MY HOME TOWN, though, people. Mrs Moo, please don't go and have a baby right now upon reading this post, I'm just saying that Me and Dublin no longer have that certain something that used to set my heart a-flutter. I freaking LOVE Ireland and there is nothing anyone could ever do, nothing that any other country could ever offer me that would make me disavow the glory that is the auld country. Dammit, y'all, I'll break into a chorus of the national anthem right here and now if it'll make you feel any better.

But landing in Dublin, cruising through town, catching the Luas, looking at all the inexplicable statues of hares that have appeared around the place with no obvious explanation, looking at the cleanliness, the new buildings, the people, the places that I'm used to - they just didn't ignite in me the old spark that used to be there.

And that's a bit weird.

This is Kesh, looking adoringly at Little Sister Edel. I love this picture.

04 August 2006
I got on a plane today. My routine for getting on planes used to go like this:

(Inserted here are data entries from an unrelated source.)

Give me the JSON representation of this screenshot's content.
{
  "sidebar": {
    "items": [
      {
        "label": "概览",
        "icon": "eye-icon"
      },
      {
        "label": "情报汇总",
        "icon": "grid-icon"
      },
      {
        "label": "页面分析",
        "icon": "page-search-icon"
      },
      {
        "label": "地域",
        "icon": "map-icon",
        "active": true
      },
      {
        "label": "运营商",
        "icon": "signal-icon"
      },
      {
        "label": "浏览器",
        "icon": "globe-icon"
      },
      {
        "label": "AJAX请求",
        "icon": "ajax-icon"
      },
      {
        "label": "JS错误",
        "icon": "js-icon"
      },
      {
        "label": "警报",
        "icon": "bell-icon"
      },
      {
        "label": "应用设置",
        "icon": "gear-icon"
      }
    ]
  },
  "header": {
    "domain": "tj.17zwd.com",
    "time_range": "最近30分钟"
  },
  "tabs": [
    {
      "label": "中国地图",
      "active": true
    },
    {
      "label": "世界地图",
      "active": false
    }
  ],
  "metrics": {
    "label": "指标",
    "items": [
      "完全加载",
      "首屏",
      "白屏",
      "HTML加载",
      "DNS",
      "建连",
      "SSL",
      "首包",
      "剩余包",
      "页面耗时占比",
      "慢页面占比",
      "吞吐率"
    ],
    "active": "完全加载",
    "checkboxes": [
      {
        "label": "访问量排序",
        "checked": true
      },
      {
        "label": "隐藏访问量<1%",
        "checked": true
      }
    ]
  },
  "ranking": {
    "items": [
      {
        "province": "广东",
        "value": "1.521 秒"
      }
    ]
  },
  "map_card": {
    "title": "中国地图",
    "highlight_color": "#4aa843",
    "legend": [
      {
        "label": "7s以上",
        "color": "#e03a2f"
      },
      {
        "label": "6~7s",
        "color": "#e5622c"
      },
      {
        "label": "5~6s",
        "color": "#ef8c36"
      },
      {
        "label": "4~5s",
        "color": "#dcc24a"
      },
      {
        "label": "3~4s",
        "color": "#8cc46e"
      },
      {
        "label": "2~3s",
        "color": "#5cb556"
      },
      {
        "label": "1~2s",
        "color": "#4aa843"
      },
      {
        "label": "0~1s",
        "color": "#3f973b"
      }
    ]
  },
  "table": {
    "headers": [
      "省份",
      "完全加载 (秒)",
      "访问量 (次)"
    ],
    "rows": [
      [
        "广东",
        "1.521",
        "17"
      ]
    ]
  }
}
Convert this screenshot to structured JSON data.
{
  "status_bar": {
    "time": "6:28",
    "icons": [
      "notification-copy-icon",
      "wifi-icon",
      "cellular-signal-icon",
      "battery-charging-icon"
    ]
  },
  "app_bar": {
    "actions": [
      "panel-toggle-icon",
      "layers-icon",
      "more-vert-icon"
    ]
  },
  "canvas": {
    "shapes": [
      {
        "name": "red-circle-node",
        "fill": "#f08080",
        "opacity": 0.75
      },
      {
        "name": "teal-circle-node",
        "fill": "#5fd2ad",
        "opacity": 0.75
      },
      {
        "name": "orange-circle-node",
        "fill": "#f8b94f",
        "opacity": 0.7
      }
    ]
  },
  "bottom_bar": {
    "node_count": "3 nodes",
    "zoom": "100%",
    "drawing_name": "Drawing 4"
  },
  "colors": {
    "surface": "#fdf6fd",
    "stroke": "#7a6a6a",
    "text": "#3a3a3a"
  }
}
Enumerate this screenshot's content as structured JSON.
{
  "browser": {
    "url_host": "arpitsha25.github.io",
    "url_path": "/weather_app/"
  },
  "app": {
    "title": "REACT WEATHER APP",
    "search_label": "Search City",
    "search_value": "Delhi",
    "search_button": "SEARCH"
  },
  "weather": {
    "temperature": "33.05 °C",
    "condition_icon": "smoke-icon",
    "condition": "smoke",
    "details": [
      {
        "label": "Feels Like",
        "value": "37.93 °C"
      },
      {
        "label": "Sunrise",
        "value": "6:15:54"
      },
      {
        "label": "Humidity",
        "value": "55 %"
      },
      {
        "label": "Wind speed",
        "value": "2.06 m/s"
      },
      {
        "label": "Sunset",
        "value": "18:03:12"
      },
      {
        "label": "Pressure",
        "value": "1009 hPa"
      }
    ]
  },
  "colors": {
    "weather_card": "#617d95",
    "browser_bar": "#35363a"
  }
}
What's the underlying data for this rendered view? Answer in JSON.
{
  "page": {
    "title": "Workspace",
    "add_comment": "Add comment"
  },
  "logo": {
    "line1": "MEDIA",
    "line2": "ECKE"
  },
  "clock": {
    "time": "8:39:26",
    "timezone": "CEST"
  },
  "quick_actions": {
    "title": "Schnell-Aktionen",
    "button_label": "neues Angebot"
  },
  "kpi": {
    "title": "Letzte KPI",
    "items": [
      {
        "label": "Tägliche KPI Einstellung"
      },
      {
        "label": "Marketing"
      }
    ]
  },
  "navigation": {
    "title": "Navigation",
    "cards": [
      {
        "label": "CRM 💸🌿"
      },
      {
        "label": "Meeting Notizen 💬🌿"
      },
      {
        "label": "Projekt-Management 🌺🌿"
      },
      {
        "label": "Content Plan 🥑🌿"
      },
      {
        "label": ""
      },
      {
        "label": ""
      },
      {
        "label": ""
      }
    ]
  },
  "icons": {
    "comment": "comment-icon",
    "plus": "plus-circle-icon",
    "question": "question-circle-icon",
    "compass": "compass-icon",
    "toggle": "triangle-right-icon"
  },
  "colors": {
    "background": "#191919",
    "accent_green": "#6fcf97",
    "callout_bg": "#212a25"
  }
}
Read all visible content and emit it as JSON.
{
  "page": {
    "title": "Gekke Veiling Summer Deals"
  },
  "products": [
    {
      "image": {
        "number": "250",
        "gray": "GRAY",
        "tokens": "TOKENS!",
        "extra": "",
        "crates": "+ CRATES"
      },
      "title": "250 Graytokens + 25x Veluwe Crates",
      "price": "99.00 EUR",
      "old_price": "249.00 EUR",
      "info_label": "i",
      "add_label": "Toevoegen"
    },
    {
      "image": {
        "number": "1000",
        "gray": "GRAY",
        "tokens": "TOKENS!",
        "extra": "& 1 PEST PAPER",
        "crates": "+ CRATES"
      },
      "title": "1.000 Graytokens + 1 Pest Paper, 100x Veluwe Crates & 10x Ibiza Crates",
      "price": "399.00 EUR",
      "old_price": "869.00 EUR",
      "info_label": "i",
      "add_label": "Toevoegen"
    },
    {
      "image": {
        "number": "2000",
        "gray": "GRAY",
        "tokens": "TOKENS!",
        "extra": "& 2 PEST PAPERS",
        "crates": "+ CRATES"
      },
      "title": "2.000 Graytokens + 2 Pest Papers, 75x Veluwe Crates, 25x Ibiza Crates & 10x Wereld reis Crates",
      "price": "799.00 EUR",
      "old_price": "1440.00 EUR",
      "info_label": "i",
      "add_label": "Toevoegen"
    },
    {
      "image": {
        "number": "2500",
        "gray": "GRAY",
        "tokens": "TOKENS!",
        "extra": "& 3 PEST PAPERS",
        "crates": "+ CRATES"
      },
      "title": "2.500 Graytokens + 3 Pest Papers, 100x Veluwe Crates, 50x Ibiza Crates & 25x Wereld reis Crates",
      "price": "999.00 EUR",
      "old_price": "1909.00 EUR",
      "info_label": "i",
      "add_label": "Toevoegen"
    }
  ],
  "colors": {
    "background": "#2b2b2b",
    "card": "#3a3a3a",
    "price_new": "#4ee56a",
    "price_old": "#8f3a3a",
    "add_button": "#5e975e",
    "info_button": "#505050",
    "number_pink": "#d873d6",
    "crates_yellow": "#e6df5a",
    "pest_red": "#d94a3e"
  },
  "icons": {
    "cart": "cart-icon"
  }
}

1. Two weeks beforehand, begin to have recurring nightmares about plane crashes, experiencing them both from on the ground and on the plane (mental note: Never watch Flight 93).
2. One week beforehand, lose the ability to sleep. Begin to halluicinate during the day about plane crashes.
3. Two days beforehand, write up will.
4. One day beforehand, text everyone I know/love/stroke to tell them that I know/love/want to stroke them. Post flight details on blog so that everyone could mourn my loss when they realised that, yes, I was on that flight.
5. On the day: put ribbons around my suitcase, for luck.
6. On the day: put on lucky bracelets.
7. On the day: put on lucky necklace.
8. Find and wear Dad's signet ring.
9. Pray.
10. Get to airport. Panic. Have cigarette, even if I don't smoke. Feel sick. Panic.
11. Check in.
12. Go straight to gate, even if I'm there about 6 hours too early.
13. Pace.
14. Go to bathroom.
15. Pace.
17. Go to bathroom.
18. Repeat steps 13 - 17 until blue in the face.
19. Speak to Little Sister Edel on the telephone, who would tell me everything was fine, and then end her phone calls with a note of affection which always convinced me that YES I AM DEFINITELY ABOUT TO DIE.
20. Take valium.
21. Calm the fuck down.
22. Go to bathroom.
23. Board plane.
24. Cry.
25. Take off.
26. Count five minutes in my head without opening my eyes while crying.
27. Open my eyes.
28. Cry.

It's hard work.

So today, I got on a plane, and I skipped almost all of those steps. Yes, I tied some lucky ribbons on my suitcase, but I didn't wear the lucy bracelet or necklace or ring. I didn't ring Little Sister Edel. I didn't have a cigarette. I didn't post on the blog, and most importantly I DIDN'T CRY.

I did have valium though. Fuck, what do you take me for?